Age Discrimination Based on WV Substantially Younger Rule
No matter where you do business, it is important to know the legal standards that apply to potential employee lawsuits, including age discrimination claims. Since 1996, federal age discrimination cases have been governed by the “substantially younger” rule outlined by the United States Supreme Court. Does this rule apply to claims of age discrimination under West Virginia (WV) law? In other words, does a WV substantially younger rule exist?
WV “Substantially Younger” Rule Governs State-Based Cases
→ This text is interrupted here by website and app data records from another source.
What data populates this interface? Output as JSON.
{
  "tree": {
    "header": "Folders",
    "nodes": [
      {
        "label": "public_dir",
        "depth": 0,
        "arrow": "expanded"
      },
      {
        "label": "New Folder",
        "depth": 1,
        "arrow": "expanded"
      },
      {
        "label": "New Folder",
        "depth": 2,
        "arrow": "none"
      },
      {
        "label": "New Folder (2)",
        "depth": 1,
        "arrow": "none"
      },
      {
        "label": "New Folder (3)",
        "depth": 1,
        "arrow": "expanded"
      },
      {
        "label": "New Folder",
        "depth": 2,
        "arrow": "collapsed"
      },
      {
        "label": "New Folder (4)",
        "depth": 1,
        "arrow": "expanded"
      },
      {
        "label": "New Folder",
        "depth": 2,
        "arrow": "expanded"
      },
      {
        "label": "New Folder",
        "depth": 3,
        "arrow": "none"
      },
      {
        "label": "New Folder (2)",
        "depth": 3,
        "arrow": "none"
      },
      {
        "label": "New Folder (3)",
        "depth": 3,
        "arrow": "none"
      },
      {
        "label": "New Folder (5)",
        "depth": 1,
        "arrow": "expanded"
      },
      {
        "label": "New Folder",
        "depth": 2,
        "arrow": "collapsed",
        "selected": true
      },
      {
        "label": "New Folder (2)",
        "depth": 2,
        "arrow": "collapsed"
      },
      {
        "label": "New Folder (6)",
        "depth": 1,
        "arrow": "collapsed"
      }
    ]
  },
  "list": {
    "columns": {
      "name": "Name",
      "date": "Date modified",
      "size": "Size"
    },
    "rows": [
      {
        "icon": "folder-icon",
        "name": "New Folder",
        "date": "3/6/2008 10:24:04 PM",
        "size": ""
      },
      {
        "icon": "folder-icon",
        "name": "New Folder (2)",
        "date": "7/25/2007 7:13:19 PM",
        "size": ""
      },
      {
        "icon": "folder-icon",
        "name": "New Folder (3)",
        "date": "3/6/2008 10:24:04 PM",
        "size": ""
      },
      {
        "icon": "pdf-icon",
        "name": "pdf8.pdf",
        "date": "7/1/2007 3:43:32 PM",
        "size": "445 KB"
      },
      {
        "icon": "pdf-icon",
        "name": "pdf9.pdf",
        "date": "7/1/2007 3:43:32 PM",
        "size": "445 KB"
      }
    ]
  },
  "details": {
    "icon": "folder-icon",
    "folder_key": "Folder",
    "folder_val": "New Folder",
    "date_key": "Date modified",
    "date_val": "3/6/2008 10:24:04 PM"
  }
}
Justice Antonin Scalia may be dead, but his influence is still being felt - even from opinions he wrote twenty years ago. In 1996, Justice Scalia, acting on behalf of a unanimous U.S. Supreme Court, wrote the opinion in O'Connor v. Consolidated Coin Caterers Corp., 517 U.S. 308 (1996). He rejected the notion that age discrimination plaintiffs, in absence of direct evidence, must show that they were replaced by someone younger than 40 years old.
The “Substantially Younger” Standard for Age Discrimination Cases Is Created
Instead of proving that someone outside the protected class replaced them, Justice Scalia said plaintiffs only had to prove that their replacements were "substantially younger." It would not make sense, Justice Scalia noted, to permit a case to go forward that featured a 40-year-old plaintiff who was replaced by a 39-year-old worker, but to dismiss a case that featured a 56-year-old plaintiff who was replaced by a 40-year-old worker. The key in a federal age discrimination case is on whether plaintiffs can show they were discriminated against "because of" their age, not on whether their replacements are under 40.
The WV Substantially Younger Rule Is Adopted
In 2016, the WV Supreme Court in Martha Knotts v. Grafton City Hospital (April 14, 2016), brought WV law in line with the U.S. Supreme Court. As a result, age discrimination plaintiffs may be able to establish a prima facie case even if they were replaced with employees who are 40 years or older.
The West Virginia Supreme Court took advantage of the Knotts case to follow Justice Scalia's lead and to adopt the "substantially younger" requirement for cases brought pursuant to the West Virginia Human Rights Act. The plaintiff in Knotts was a 65-year old housekeeper who worked at a hospital. She was fired after allegedly violating the hospital's patient confidentiality rules. Shortly after her termination, the hospital hired housekeepers who were 41 and 53 years old.
The trial court granted summary judgment in favor of the hospital, reasoning that the plaintiff had failed to establish a prima facie case because both of the new housekeepers were over 40 years old and thus were in the same protected class as plaintiff. The West Virginia Supreme Court adopted Judge Scalia's reasoning: "The focus of a court's inquiry should be on whether the replacement or comparison employee was 'substantially younger' than the plaintiff, not on whether the replacement or comparison employee was outside of the plaintiff's protected class, i.e., age forty or above." The Court declined to give any bright-line guidance as to what "substantially younger" means, but indicated that an age gap of "ten or more years" will generally be considered "sufficiently substantial" to satisfy the rule. The case was remanded to the trial court to consider whether the plaintiff could establish a prima facie case using the new rule.
For more than 90 years, Jenkins Fenstermaker, PLLC has served the business, labor and employment needs of West Virginia. The heart and soul of the firm’s proud tradition is the talented, diverse team of lawyers dedicated to serving their clients.
When issues escalate for businesses and employers, the attorneys of Jenkins Fenstermaker’s labor and employment section provide focused counsel and litigation services. At Jenkins Fenstermaker, clients can find a business law, labor and employment law, or commercial litigation attorney who can meet their needs.
If you have questions about the application of the WV substantially younger rule, contact the attorneys at Jenkins Fenstermaker. Call (866) 617-4736 or complete our firm’s Contact form to discuss your concerns.